It is not a good practice to deceive. I Agree with you hundred percent. I reported it but it seems DL doesn't pay attention. In the fast audio says clearly "la" and the slow audio is supposed to help when we are not sure, not in this case when one hear clearly "la" instead of "una".
This is silly... they take a chocolate cake and they carry a chocolate cake are BOTH correct, and both make sense if you don't know exactly what the speaker is telling you. I wrote "They take the chocolate cake" and it marked me incorrect. I believe it should have said "another correct answer is......."

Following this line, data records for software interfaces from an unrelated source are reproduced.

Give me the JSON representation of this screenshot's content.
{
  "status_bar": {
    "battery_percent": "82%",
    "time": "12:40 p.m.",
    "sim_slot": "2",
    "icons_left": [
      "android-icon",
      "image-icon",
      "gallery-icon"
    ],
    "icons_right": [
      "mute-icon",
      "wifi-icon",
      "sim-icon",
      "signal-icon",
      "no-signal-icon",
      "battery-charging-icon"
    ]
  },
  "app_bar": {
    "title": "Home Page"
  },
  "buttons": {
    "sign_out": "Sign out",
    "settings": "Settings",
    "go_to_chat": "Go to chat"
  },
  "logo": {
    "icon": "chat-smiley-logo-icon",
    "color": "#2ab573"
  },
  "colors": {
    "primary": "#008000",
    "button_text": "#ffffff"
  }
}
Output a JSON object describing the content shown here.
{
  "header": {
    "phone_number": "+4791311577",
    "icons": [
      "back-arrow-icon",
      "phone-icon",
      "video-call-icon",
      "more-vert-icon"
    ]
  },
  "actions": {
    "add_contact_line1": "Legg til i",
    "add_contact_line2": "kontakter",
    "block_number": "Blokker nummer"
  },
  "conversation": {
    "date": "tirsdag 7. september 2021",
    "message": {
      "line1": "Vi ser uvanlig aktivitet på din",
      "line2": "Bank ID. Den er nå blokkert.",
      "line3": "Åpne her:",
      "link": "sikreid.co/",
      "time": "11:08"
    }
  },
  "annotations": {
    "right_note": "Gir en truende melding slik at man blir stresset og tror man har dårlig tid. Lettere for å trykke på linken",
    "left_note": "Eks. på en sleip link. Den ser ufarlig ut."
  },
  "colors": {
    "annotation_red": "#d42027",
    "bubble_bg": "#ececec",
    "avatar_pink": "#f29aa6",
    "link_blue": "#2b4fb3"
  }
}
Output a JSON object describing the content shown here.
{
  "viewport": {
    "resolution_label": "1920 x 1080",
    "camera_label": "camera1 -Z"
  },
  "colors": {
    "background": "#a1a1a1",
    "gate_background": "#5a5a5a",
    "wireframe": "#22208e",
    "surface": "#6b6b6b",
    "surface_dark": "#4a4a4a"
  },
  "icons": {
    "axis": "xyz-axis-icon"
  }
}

"Chocolate" is a noun in this sentence. Its gender is masculine. "Al cioccolato" is short for "a il cioccolato." That can be translated as "at the chocolate"--which we would not say in English. But it is not an adjective (something I do not know much about yet). I hope that helps!
Wiktionary gives "wear" as the third definition: https://en.wiktionary.org/wiki/portare#Italian
And PONS gives it as the fourth: https://en.pons.com/translate?q=portare&l=enit&in=it&lf=it
'Fetch' means 'go and get' - which isn't the same as 'take' or 'bring'. I can take a cake to a party; I can bring some cake back home after the party. In both cases, travel is in one direction only (to the party or to home). Neither of those would work with 'fetch', which is 'there and back' (e.g. please fetch me some cake from the kitchen).
I agree that 'take' should be accepted, but it's not quite a synonym: they indicate direction of travel from the speaker's location - 'bring' is towards, or along with, the speaker; 'take' is away from the speaker. I don't know if US English distinguishes between the two as much as UK English does, though.
I believe that it is the context. It's a challenge when learning a language. I once had two German boys asking me if the English sentence "What's up?" meant (a) what is happening? or (b) What is up (in the air)? They had disagreed with each other! But I told them. Best wishes!